NEW ORLEANS (March 8, 2013) – According to a recent study, over 20% of current Louisiana high school students have smoked cigarettes in the past month. While overall, smoking rates are down throughout the United States, studies estimate that 6,200 Louisianans under the age of 18 will begin smoking in 2013, joining the 888,300 adult Louisianans who already smoke regularly. Studies have also shown that children are three times more likely to smoke if their parents smoke.
To counteract the numerous messages targeting young smokers, Kick Butts Day was started in 1996 as a day of activism to empower youth to stand out, speak up and seize control against Big Tobacco. It is organized by the Campaign for Tobacco-Free Kids and sponsored by the United Health Foundation.

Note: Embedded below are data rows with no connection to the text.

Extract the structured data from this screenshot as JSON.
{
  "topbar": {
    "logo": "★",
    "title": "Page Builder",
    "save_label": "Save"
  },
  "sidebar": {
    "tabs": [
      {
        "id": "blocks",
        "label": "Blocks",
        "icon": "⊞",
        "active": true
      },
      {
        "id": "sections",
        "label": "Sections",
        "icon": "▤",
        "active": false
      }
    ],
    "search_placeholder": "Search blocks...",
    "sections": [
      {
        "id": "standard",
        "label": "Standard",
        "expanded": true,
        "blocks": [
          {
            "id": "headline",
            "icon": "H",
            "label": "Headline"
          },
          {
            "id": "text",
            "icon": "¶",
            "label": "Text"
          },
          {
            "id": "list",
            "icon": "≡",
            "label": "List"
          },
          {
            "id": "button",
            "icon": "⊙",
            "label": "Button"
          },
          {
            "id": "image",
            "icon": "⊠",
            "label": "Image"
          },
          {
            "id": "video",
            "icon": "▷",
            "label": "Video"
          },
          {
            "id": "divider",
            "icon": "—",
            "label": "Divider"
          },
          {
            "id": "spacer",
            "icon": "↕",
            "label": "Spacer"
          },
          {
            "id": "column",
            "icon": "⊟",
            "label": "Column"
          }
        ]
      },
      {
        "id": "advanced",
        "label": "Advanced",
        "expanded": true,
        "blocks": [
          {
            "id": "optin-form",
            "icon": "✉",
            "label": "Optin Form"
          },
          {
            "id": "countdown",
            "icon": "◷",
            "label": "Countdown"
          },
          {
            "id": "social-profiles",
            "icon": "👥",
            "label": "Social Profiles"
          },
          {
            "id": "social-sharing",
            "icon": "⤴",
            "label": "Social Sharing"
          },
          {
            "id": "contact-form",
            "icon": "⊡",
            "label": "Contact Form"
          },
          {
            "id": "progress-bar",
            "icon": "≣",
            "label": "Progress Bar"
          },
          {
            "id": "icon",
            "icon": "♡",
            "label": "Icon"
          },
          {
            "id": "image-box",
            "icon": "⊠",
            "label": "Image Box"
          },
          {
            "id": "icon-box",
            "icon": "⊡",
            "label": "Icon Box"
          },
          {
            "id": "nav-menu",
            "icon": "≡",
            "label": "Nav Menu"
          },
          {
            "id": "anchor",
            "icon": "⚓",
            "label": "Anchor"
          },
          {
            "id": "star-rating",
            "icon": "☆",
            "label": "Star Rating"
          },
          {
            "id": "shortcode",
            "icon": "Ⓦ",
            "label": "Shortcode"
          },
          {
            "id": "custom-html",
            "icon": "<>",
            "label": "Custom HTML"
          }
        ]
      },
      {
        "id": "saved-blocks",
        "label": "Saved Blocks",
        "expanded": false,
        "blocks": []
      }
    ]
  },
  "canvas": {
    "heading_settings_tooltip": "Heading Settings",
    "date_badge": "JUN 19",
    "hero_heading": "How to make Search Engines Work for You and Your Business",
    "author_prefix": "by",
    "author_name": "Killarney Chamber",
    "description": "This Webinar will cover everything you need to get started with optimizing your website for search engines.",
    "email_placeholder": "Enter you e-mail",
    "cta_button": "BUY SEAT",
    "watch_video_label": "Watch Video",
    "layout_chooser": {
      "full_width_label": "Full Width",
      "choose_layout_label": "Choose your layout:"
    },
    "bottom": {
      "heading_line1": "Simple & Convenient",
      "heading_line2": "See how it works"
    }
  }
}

By hosting “kick butts” events around the country, including many here in Louisiana, they aim to explain the dangers of cigarettes to this young, potentially vulnerable, audience.
The recently established Smoking Cessation Trust is the result of a court judgment in a 14-year-old class action lawsuit entitled Scott v. American Tobacco Company. The judgment became final in 2011 and ordered certain tobacco companies to fund a statewide, 10-year smoking cessation program to benefit more than 200,000 Louisiana smokers who are members of the plaintiff class (the “Scott Class”). The recipient of the award was a court-established and court-supervised smoking cessation program to benefit all Louisiana residents who began smoking cigarettes before September 1, 1988.
Applicants who register for the new smoking cessation program and are approved as qualified recipients will be eligible to receive any of the following cessation services completely free: cessation medications, individual/ group cessation counseling, telephone quit-line support, and/or intensive cessation support services. By using these services, evidence suggests that participants will increase the success rate of attempts to stop smoking cigarettes, and may successfully quit—for good.
“Studies have shown that 90% of adult smokers begin in their teens or earlier with two-thirds becoming regular smokers before they reach the age of 19,” says Mike Rogers, Chief Executive Officer of SCT Management Services. “While we encourage all young people ‘not to start’ or ‘quit smoking cigarettes,’ we also ask that they share the ‘kick butts’ message with their parents, grandparents and other older adults in their lives, many whom are eligible to register for the various free smoking cessation products and services we offer. Sometimes, especially for parents, hearing the message of concern from their children or grandchildren is just the impetus they need to kick the cigarette smoking habit.”
For more information or to register online, visit the Smoking Cessation Trust’s website at www.smokefreela.org or call toll-free at 1-855-259-6346.